Famed trumpeter gives lecture mixed with music on value of arts and culture learning.

Jazz legend Wynton Marsalis kicked off the citywide celebration of Jazz
Appreciation Month at the Kimmel Center on Tuesday. Smithsonian National
Museum of African Art director Johnetta B, Cole introduced Marsalis by
saying she loves "jazz as much as the devil loves sin."

The trumpeter then delivered a moving lecture, interwoven with
musical performances and highlighting the value of arts to our society.
Marsalis had originally written this mixed performance piece when he was
asked to give the prestigious Nancy Hanks Lecture, the nation's
foremost forum for arts advocacy at the Kennedy Center in Washington,
D.C. Some of the audience squirmed in their seats when he reminded them
of America's history of slavery, racism and misogyny and mocked both the
white face and black face versions of the minstrel show. His speech
mostly focused on the current denigration of arts in society. He asked
the audience to ponder, "A financial inheritance can be accurately
assessed in dollars, but what is the value of an artistic heritage? Who
calculates the value of 'Amazing Grace' or 'Yankee Doodle' or 'Go Down
Moses'?"
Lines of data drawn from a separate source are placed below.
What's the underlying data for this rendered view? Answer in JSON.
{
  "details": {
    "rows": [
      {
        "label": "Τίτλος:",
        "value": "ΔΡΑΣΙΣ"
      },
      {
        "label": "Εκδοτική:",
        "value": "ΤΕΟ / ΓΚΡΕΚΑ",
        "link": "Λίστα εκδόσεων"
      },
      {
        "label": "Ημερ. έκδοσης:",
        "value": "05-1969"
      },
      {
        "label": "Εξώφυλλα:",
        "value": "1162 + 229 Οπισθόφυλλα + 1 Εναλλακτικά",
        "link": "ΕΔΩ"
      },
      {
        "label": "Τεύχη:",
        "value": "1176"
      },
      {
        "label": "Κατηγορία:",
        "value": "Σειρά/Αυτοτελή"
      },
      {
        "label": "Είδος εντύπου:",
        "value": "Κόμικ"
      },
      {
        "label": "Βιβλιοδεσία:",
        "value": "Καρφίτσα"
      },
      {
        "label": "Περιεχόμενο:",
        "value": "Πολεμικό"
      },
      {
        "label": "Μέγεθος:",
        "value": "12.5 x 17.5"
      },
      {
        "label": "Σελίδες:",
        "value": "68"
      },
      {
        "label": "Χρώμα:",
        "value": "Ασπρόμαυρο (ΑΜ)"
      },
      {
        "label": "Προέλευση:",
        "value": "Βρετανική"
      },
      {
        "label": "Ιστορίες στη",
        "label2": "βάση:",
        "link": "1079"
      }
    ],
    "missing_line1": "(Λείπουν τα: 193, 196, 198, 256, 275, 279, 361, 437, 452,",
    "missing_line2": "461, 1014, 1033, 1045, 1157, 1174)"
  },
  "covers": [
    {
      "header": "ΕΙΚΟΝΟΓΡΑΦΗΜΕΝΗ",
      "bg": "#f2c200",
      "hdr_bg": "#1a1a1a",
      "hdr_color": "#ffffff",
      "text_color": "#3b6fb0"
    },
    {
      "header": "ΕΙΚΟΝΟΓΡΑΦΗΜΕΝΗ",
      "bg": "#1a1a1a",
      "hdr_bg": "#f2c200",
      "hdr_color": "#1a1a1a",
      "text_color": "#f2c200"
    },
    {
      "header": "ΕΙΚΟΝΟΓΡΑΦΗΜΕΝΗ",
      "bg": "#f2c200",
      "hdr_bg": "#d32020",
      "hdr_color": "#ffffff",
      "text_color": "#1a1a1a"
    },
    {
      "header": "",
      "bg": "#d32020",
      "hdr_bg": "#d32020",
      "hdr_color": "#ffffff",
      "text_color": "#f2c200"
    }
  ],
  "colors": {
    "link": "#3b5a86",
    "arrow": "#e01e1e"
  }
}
During the Q&A, Marsalis encouraged kids to go to college and
study more than music, and he made commitments to local schools. He
promised to provide music to one local school and come to another "even
if it took two years." He gave detailed tips to aspiring musicians.

"Practice is the price that you pay to be good," said Marsalis, who
recommended practicing your weakest skill the most. "Playing all the way
through, do not stop for the parts that you stumble."

Jazz sounds




Luckily for Philadelphians, there will be
more chances to hear world-class jazz at the Kimmel Center, which
Downbeat magazine named one of the top venues in the world to hear jazz.




Matt Wolf, vice president of programming at the Kimmel Center,
highlighted an upcoming April 14 tribute by Grammy winner Danilio Perez
to the music of Philadelphian McCoy Tyner.



"Many do not realize the rich history of Philadelphia jazz: Johnny
Coltrane, Benny Golson, Charlie Biddle, Terrell Stafford and the Heath
Brothers," he said.